are very short, often under 5 mil], high, witli a short ovate or 
globose-ovate capsule, often more or less gibbous, wide or almost 
truncate at the mouth, on a short seta; the whole plant barely 
2 cent.hidi. In these small state?, with the small inclined wide- 

mouthed capsule, -D. ohscitra much recalls in general appearance 
B* Jieteromalla^ but may bo at once distinguished by the narrow 
incrassate cells at the shoulders of the more sheathing base of 
the leaves, the wide annulus, and spores of nearly twice the size. 
In other specimens (nos. 157, 160, 202, 203) the stems reach to 
3 cent, in height, and the whole plant to 5 cent, or more^ 
and tlie capsule becomes sub-cylindric and often symmetrical, 
with a narrower mouth. 

I am indebted to Mr. Mitten and Prof, W. G. Farlow for 
kindly sending me authentic specimens (now in the Eew, Herb.) 
of D. olscura^ which enabled me to establish the identity of the 
plants in the Kew Herbarium. 

DiCBA^UM cEispoFALCATUM, ScJiimp.

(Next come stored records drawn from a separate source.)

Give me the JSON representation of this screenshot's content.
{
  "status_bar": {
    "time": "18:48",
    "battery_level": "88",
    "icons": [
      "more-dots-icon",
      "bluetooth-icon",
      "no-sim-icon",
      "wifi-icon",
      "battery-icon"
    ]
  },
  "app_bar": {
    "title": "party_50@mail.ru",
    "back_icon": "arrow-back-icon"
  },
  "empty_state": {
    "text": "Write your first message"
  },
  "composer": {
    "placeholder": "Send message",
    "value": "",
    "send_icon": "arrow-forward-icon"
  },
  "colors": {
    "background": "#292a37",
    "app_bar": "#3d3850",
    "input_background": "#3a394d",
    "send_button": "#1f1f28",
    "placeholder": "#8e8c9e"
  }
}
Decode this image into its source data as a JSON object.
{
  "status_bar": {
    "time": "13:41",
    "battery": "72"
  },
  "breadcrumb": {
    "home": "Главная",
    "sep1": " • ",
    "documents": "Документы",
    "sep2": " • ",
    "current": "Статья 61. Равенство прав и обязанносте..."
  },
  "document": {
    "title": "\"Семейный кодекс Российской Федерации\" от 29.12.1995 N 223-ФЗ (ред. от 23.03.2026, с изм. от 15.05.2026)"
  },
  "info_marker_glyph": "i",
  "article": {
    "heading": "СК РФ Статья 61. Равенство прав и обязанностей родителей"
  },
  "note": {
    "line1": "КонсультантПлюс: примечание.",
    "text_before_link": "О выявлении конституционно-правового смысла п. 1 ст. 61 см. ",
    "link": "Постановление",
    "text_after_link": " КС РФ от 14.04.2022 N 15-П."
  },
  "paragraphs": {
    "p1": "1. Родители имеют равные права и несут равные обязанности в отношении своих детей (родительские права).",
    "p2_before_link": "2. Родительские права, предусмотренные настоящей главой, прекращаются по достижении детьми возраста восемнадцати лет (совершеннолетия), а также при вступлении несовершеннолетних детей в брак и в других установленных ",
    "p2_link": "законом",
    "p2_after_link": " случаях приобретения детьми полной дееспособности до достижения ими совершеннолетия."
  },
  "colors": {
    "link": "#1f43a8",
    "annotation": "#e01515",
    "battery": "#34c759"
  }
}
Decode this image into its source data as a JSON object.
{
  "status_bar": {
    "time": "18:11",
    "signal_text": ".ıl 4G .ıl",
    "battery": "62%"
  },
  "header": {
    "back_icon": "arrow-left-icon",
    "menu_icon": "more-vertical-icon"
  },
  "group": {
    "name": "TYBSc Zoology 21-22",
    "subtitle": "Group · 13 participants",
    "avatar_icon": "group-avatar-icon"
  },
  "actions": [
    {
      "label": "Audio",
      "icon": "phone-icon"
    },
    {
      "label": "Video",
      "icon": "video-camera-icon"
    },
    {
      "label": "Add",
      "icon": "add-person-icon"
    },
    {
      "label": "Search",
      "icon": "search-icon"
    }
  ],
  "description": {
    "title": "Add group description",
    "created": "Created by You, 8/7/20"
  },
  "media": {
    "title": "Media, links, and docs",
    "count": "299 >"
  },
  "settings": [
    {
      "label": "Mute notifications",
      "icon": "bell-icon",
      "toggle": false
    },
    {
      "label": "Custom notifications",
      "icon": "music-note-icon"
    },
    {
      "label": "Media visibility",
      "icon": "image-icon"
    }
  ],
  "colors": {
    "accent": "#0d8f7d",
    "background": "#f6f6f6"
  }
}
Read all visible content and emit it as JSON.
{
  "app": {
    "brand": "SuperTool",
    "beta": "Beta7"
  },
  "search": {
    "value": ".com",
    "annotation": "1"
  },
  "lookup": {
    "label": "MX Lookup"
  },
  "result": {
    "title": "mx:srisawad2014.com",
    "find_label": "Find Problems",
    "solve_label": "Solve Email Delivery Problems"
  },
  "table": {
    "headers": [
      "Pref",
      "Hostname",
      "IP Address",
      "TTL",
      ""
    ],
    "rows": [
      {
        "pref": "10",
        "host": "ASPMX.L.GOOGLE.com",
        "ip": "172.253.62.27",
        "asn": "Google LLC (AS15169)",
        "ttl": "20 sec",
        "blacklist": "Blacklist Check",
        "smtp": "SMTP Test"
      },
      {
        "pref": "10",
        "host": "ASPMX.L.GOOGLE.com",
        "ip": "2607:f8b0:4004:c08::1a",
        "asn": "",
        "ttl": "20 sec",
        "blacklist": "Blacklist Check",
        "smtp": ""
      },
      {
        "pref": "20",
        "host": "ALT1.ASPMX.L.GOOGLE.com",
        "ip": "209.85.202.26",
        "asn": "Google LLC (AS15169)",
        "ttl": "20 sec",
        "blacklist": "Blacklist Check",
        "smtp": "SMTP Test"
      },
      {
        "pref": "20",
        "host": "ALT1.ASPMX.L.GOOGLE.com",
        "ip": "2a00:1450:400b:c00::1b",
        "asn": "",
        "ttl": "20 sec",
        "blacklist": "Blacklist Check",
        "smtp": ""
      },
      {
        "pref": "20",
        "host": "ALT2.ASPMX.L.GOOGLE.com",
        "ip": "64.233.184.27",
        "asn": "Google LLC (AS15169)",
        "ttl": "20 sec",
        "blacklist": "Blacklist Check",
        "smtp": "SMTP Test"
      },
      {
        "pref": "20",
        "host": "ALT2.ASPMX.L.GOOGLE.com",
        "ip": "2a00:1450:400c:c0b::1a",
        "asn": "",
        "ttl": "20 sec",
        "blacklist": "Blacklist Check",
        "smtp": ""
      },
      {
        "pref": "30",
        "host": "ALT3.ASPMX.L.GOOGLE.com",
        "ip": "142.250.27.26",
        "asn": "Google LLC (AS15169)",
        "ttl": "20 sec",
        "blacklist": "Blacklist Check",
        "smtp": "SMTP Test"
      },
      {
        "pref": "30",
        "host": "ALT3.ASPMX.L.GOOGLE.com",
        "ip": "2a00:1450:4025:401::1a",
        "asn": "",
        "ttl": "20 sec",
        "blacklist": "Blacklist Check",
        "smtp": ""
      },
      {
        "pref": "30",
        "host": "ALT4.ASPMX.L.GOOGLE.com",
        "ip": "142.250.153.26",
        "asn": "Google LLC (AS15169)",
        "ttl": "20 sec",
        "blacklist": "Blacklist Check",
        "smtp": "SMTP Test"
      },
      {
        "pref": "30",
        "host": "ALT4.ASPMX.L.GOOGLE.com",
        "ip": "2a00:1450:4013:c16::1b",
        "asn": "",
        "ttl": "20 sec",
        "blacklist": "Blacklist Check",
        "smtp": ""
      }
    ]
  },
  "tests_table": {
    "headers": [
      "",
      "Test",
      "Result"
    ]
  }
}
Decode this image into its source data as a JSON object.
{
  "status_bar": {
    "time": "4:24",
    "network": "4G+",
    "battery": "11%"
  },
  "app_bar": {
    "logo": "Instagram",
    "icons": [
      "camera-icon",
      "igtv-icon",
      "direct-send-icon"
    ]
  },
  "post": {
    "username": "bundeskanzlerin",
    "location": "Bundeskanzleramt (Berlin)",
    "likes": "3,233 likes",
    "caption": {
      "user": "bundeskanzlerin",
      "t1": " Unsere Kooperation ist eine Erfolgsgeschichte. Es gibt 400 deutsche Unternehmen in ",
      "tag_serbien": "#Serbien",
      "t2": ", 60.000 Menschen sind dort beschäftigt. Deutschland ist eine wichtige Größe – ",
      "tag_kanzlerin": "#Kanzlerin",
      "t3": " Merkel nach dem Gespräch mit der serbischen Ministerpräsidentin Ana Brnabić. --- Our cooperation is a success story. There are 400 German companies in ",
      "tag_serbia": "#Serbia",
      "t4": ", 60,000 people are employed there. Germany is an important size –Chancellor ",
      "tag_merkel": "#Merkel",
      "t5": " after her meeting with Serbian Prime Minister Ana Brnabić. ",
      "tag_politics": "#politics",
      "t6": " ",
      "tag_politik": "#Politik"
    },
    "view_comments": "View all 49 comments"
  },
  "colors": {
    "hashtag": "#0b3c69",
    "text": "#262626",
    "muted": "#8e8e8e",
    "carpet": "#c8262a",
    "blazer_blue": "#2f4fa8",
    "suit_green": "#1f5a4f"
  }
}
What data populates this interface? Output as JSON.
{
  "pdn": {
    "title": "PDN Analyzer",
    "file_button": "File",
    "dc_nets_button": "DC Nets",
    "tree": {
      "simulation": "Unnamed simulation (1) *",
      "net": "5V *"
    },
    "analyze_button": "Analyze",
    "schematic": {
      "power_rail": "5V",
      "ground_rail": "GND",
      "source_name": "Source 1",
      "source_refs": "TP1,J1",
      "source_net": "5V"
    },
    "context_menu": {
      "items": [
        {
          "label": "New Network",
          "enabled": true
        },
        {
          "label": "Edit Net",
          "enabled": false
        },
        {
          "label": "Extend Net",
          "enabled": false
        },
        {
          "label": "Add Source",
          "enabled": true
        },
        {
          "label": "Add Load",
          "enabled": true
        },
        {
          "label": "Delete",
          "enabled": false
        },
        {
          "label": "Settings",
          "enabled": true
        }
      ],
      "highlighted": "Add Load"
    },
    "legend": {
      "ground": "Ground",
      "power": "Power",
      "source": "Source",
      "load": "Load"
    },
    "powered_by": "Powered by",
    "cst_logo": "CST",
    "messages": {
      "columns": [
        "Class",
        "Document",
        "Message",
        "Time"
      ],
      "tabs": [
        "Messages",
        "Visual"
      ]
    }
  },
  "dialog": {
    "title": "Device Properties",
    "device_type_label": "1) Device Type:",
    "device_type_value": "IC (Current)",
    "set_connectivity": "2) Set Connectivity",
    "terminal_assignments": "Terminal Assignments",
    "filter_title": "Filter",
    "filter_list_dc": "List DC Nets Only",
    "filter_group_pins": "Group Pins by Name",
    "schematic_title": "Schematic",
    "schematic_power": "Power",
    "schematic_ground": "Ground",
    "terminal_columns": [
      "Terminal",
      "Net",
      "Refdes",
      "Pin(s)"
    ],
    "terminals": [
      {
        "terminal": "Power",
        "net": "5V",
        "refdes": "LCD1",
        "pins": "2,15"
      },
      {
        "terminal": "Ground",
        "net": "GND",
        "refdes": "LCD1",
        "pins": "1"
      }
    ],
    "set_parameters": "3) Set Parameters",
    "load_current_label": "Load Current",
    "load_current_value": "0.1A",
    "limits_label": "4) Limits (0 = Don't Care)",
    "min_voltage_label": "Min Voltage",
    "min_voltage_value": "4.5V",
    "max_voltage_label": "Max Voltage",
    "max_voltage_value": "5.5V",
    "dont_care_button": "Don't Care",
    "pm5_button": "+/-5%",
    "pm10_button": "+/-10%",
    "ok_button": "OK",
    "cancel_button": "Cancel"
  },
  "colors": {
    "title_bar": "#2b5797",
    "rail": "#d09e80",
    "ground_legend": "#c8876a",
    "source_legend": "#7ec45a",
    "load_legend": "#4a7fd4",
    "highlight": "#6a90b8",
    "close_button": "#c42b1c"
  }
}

MSS.^ Bescit, — China: 
Mount Omei, Szechuen, barren (Dr. E. Faber, no* 1109). 

D. LOHiFOLTUMj Mitt. — China: Tientai Mt.^ 2000 ft., Prov- 
Chekiang, c. fr. (Dr. E. Faber, 1889, no. G). 

Through some mistake this species is described in Journ. Linn. 
Soc, Bot. iii. (1859) Supp. p. 15, as having the cells of the leaf 
*'haud interruptis " ; in all the specimens examined, however, 
including the type, the cells are porous from the ^base to the 
apex of the leaf. 

D. JAroNicuM, Milt,y var. tbi^kanense, vjr. nov., foliis et 
foliorum cellulis laticribus, tapsula najore (5 mill, longa) 
erectiore baud srcuato. — China : Hupeh, Kuei, on rock, c, fr*